What to do => Wherever "icon" shows up in the records below, copy the whole line.

Excerpted records =>
======
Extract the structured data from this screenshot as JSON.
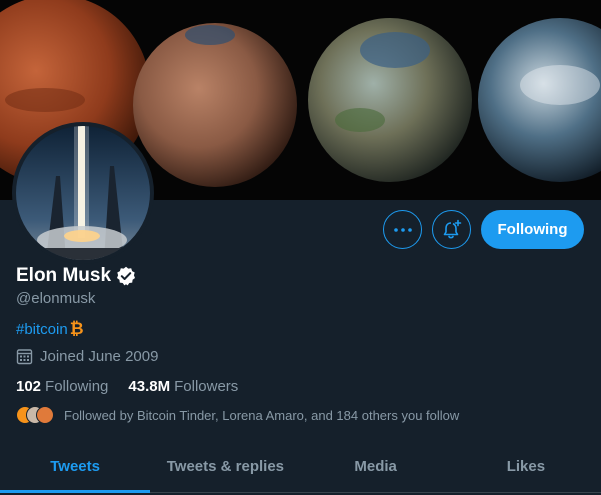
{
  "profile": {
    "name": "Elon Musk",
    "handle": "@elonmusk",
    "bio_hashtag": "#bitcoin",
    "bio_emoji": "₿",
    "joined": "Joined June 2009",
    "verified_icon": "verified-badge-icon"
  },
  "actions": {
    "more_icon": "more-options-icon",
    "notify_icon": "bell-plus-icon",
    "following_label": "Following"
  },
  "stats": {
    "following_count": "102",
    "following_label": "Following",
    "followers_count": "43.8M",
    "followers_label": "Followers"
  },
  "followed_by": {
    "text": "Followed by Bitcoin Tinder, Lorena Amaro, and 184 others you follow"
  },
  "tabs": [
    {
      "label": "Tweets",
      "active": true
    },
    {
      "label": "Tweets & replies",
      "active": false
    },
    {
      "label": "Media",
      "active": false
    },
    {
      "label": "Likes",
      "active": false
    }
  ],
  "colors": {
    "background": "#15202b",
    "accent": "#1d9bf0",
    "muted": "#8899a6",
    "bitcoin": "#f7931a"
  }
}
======
Answer =>
    "verified_icon": "verified-badge-icon"
    "more_icon": "more-options-icon",
    "notify_icon": "bell-plus-icon",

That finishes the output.